• _Instructions to follow_
Only lines with the string "title" are wanted. Pull them out of the data.

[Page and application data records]
___

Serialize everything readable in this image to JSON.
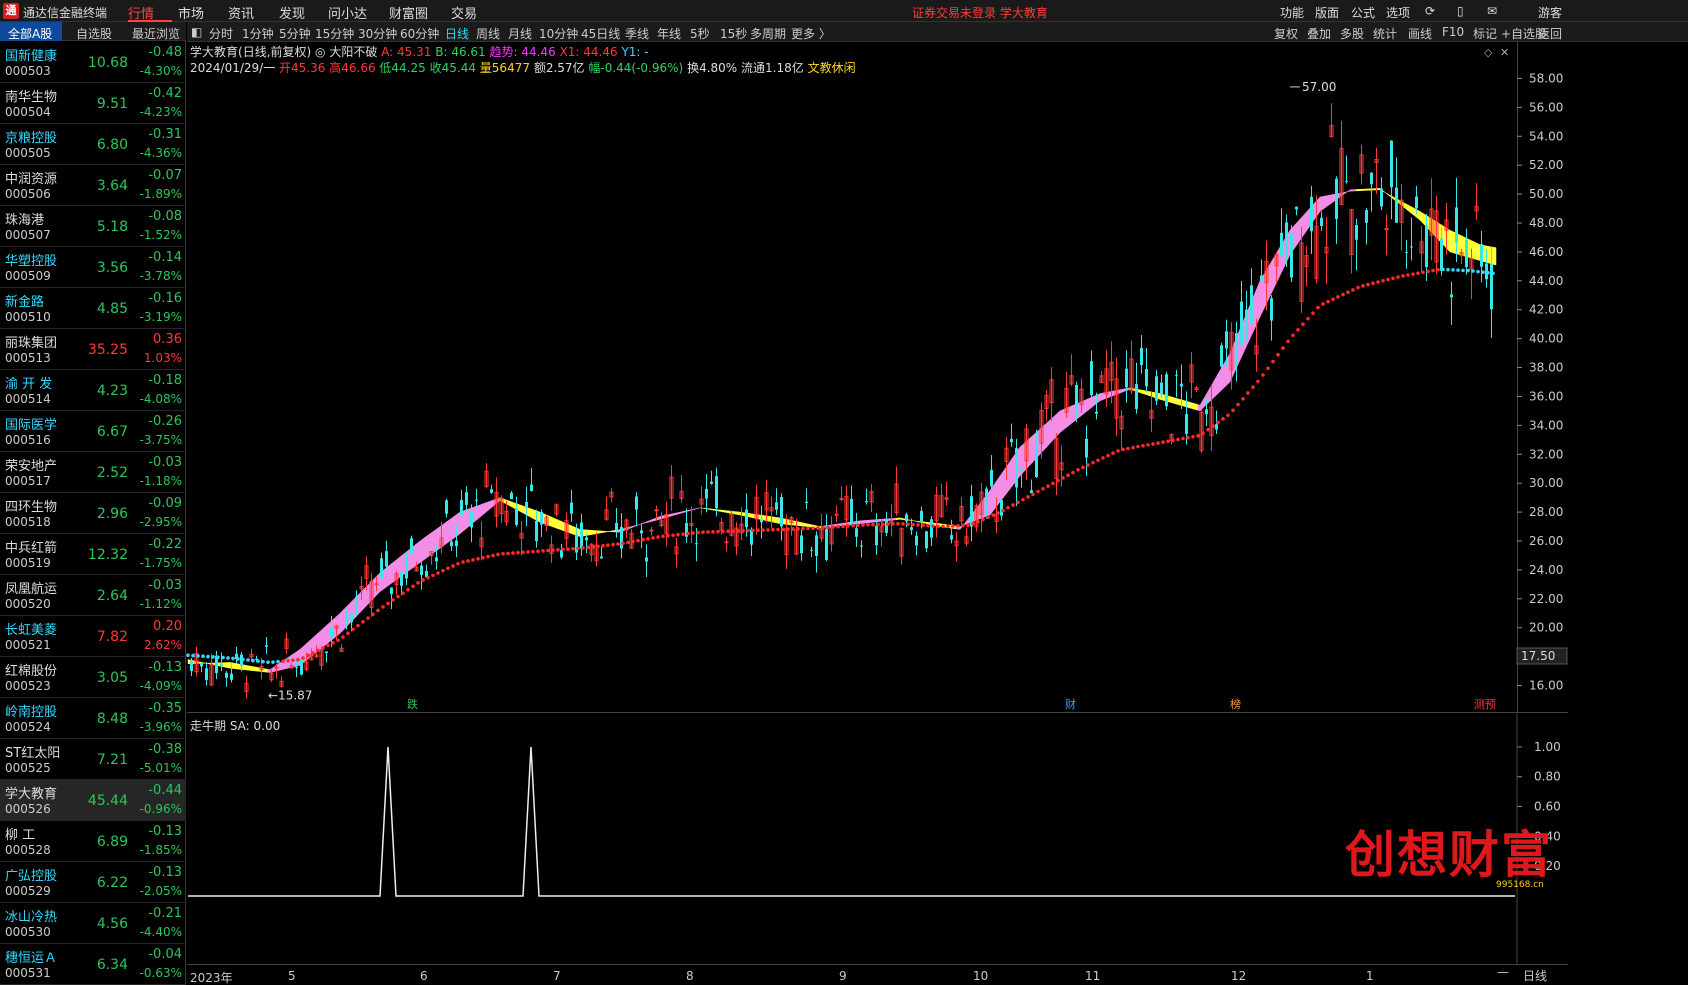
{
  "app": {
    "logo": "通",
    "title": "通达信金融终端",
    "menus": [
      "行情",
      "市场",
      "资讯",
      "发现",
      "问小达",
      "财富圈",
      "交易"
    ],
    "active_menu": "行情",
    "login_warning": "证券交易未登录  学大教育",
    "tools": [
      "功能",
      "版面",
      "公式",
      "选项"
    ],
    "guest": "游客"
  },
  "left_panel": {
    "tabs": [
      "全部A股",
      "自选股",
      "最近浏览"
    ],
    "stocks": [
      {
        "name": "国新健康",
        "code": "000503",
        "price": "10.68",
        "chg": "-0.48",
        "pct": "-4.30%",
        "dir": "down",
        "cyan": true
      },
      {
        "name": "南华生物",
        "code": "000504",
        "price": "9.51",
        "chg": "-0.42",
        "pct": "-4.23%",
        "dir": "down",
        "cyan": false
      },
      {
        "name": "京粮控股",
        "code": "000505",
        "price": "6.80",
        "chg": "-0.31",
        "pct": "-4.36%",
        "dir": "down",
        "cyan": true
      },
      {
        "name": "中润资源",
        "code": "000506",
        "price": "3.64",
        "chg": "-0.07",
        "pct": "-1.89%",
        "dir": "down",
        "cyan": false
      },
      {
        "name": "珠海港",
        "code": "000507",
        "price": "5.18",
        "chg": "-0.08",
        "pct": "-1.52%",
        "dir": "down",
        "cyan": false
      },
      {
        "name": "华塑控股",
        "code": "000509",
        "price": "3.56",
        "chg": "-0.14",
        "pct": "-3.78%",
        "dir": "down",
        "cyan": true
      },
      {
        "name": "新金路",
        "code": "000510",
        "price": "4.85",
        "chg": "-0.16",
        "pct": "-3.19%",
        "dir": "down",
        "cyan": true
      },
      {
        "name": "丽珠集团",
        "code": "000513",
        "price": "35.25",
        "chg": "0.36",
        "pct": "1.03%",
        "dir": "up",
        "cyan": false
      },
      {
        "name": "渝 开 发",
        "code": "000514",
        "price": "4.23",
        "chg": "-0.18",
        "pct": "-4.08%",
        "dir": "down",
        "cyan": true
      },
      {
        "name": "国际医学",
        "code": "000516",
        "price": "6.67",
        "chg": "-0.26",
        "pct": "-3.75%",
        "dir": "down",
        "cyan": true
      },
      {
        "name": "荣安地产",
        "code": "000517",
        "price": "2.52",
        "chg": "-0.03",
        "pct": "-1.18%",
        "dir": "down",
        "cyan": false
      },
      {
        "name": "四环生物",
        "code": "000518",
        "price": "2.96",
        "chg": "-0.09",
        "pct": "-2.95%",
        "dir": "down",
        "cyan": false
      },
      {
        "name": "中兵红箭",
        "code": "000519",
        "price": "12.32",
        "chg": "-0.22",
        "pct": "-1.75%",
        "dir": "down",
        "cyan": false
      },
      {
        "name": "凤凰航运",
        "code": "000520",
        "price": "2.64",
        "chg": "-0.03",
        "pct": "-1.12%",
        "dir": "down",
        "cyan": false
      },
      {
        "name": "长虹美菱",
        "code": "000521",
        "price": "7.82",
        "chg": "0.20",
        "pct": "2.62%",
        "dir": "up",
        "cyan": true
      },
      {
        "name": "红棉股份",
        "code": "000523",
        "price": "3.05",
        "chg": "-0.13",
        "pct": "-4.09%",
        "dir": "down",
        "cyan": false
      },
      {
        "name": "岭南控股",
        "code": "000524",
        "price": "8.48",
        "chg": "-0.35",
        "pct": "-3.96%",
        "dir": "down",
        "cyan": true
      },
      {
        "name": "ST红太阳",
        "code": "000525",
        "price": "7.21",
        "chg": "-0.38",
        "pct": "-5.01%",
        "dir": "down",
        "cyan": false
      },
      {
        "name": "学大教育",
        "code": "000526",
        "price": "45.44",
        "chg": "-0.44",
        "pct": "-0.96%",
        "dir": "down",
        "cyan": false,
        "selected": true
      },
      {
        "name": "柳 工",
        "code": "000528",
        "price": "6.89",
        "chg": "-0.13",
        "pct": "-1.85%",
        "dir": "down",
        "cyan": false
      },
      {
        "name": "广弘控股",
        "code": "000529",
        "price": "6.22",
        "chg": "-0.13",
        "pct": "-2.05%",
        "dir": "down",
        "cyan": true
      },
      {
        "name": "冰山冷热",
        "code": "000530",
        "price": "4.56",
        "chg": "-0.21",
        "pct": "-4.40%",
        "dir": "down",
        "cyan": true
      },
      {
        "name": "穗恒运Ａ",
        "code": "000531",
        "price": "6.34",
        "chg": "-0.04",
        "pct": "-0.63%",
        "dir": "down",
        "cyan": true
      }
    ]
  },
  "chart_toolbar": {
    "periods": [
      "分时",
      "1分钟",
      "5分钟",
      "15分钟",
      "30分钟",
      "60分钟",
      "日线",
      "周线",
      "月线",
      "10分钟",
      "45日线",
      "季线",
      "年线",
      "5秒",
      "15秒",
      "多周期",
      "更多 〉"
    ],
    "active_period": "日线",
    "right_tools": [
      "复权",
      "叠加",
      "多股",
      "统计",
      "画线",
      "F10",
      "标记",
      "+自选股",
      "返回"
    ]
  },
  "chart_info": {
    "name": "学大教育",
    "mode": "(日线,前复权)",
    "indicator": "大阳不破",
    "A": "A: 45.31",
    "B": "B: 46.61",
    "trend": "趋势: 44.46",
    "X1": "X1: 44.46",
    "Y1": "Y1: -",
    "date": "2024/01/29/一",
    "open": "开45.36",
    "high": "高46.66",
    "low": "低44.25",
    "close": "收45.44",
    "vol": "量56477",
    "amt": "额2.57亿",
    "amp": "幅-0.44(-0.96%)",
    "turnover": "换4.80%",
    "float": "流通1.18亿",
    "sector": "文教休闲"
  },
  "sub_chart": {
    "title": "走牛期  SA: 0.00"
  },
  "markers": {
    "high_label": "57.00",
    "low_label": "15.87",
    "current_price": "17.50",
    "events": [
      "跌",
      "财",
      "榜",
      "测预"
    ]
  },
  "date_axis": [
    "2023年",
    "5",
    "6",
    "7",
    "8",
    "9",
    "10",
    "11",
    "12",
    "1"
  ],
  "period_label": "日线",
  "scroll_minus": "—",
  "watermark": {
    "title": "创想财富",
    "url": "995168.cn"
  },
  "colors": {
    "up": "#ff3838",
    "down": "#2dc65a",
    "accent": "#36d8ff",
    "band_up": "#f28ee8",
    "band_down": "#ffff3a"
  },
  "chart_data": {
    "type": "candlestick",
    "price_axis": [
      58,
      56,
      54,
      52,
      50,
      48,
      46,
      44,
      42,
      40,
      38,
      36,
      34,
      32,
      30,
      28,
      26,
      24,
      22,
      20,
      18,
      16
    ],
    "ylim": [
      15,
      59
    ],
    "sub_axis": [
      1.0,
      0.8,
      0.6,
      0.4,
      0.2,
      0
    ],
    "sub_ylim": [
      0,
      1.1
    ],
    "sub_spikes": [
      {
        "x_month": 5.7,
        "value": 1.0
      },
      {
        "x_month": 6.8,
        "value": 1.0
      }
    ],
    "month_ticks": {
      "5": 291,
      "6": 424,
      "7": 557,
      "8": 691,
      "9": 843,
      "10": 978,
      "11": 1089,
      "12": 1235,
      "1": 1370
    },
    "band_points": [
      [
        188,
        17.5,
        17.8
      ],
      [
        230,
        17.6,
        17.2
      ],
      [
        270,
        17.1,
        16.9
      ],
      [
        300,
        18.5,
        17.4
      ],
      [
        340,
        21.0,
        19.6
      ],
      [
        380,
        23.8,
        22.5
      ],
      [
        420,
        26.0,
        24.5
      ],
      [
        460,
        28.0,
        26.5
      ],
      [
        500,
        29.0,
        28.8
      ],
      [
        540,
        28.0,
        27.3
      ],
      [
        580,
        26.8,
        26.3
      ],
      [
        620,
        26.6,
        26.8
      ],
      [
        660,
        27.7,
        27.5
      ],
      [
        700,
        28.3,
        28.3
      ],
      [
        740,
        28.0,
        27.8
      ],
      [
        780,
        27.6,
        27.2
      ],
      [
        820,
        27.0,
        26.9
      ],
      [
        860,
        27.4,
        27.2
      ],
      [
        900,
        27.6,
        27.5
      ],
      [
        940,
        27.0,
        27.2
      ],
      [
        960,
        26.8,
        27.0
      ],
      [
        990,
        29.5,
        27.8
      ],
      [
        1020,
        32.5,
        30.5
      ],
      [
        1060,
        35.0,
        33.5
      ],
      [
        1100,
        36.2,
        35.7
      ],
      [
        1130,
        36.6,
        36.5
      ],
      [
        1160,
        36.2,
        35.8
      ],
      [
        1200,
        35.4,
        35.0
      ],
      [
        1230,
        39.0,
        37.0
      ],
      [
        1260,
        44.0,
        41.5
      ],
      [
        1290,
        47.5,
        45.8
      ],
      [
        1320,
        49.8,
        48.8
      ],
      [
        1350,
        50.2,
        50.3
      ],
      [
        1380,
        50.3,
        50.4
      ],
      [
        1420,
        48.8,
        48.2
      ],
      [
        1450,
        47.5,
        46.0
      ],
      [
        1480,
        46.5,
        45.4
      ],
      [
        1495,
        46.3,
        45.1
      ]
    ],
    "dotted_ma": [
      [
        188,
        18.1
      ],
      [
        230,
        17.9
      ],
      [
        270,
        17.6
      ],
      [
        300,
        17.8
      ],
      [
        340,
        19.2
      ],
      [
        380,
        21.3
      ],
      [
        420,
        23.2
      ],
      [
        460,
        24.5
      ],
      [
        500,
        25.1
      ],
      [
        540,
        25.3
      ],
      [
        580,
        25.5
      ],
      [
        620,
        25.8
      ],
      [
        660,
        26.3
      ],
      [
        700,
        26.6
      ],
      [
        740,
        26.7
      ],
      [
        780,
        26.8
      ],
      [
        820,
        26.9
      ],
      [
        860,
        27.1
      ],
      [
        900,
        27.2
      ],
      [
        940,
        27.0
      ],
      [
        970,
        27.1
      ],
      [
        1000,
        28.0
      ],
      [
        1040,
        29.5
      ],
      [
        1080,
        31.0
      ],
      [
        1120,
        32.3
      ],
      [
        1160,
        32.8
      ],
      [
        1200,
        33.3
      ],
      [
        1230,
        34.8
      ],
      [
        1260,
        37.2
      ],
      [
        1290,
        40.0
      ],
      [
        1320,
        42.3
      ],
      [
        1360,
        43.6
      ],
      [
        1400,
        44.3
      ],
      [
        1440,
        44.8
      ],
      [
        1470,
        44.7
      ],
      [
        1495,
        44.5
      ]
    ],
    "candles_seed": 7,
    "high_point": {
      "x": 1290,
      "value": 57.0
    },
    "low_point": {
      "x": 268,
      "value": 15.87
    }
  }
}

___

• _Your response_
    "title": "通达信金融终端",
    "title": "走牛期  SA: 0.00"
    "title": "创想财富",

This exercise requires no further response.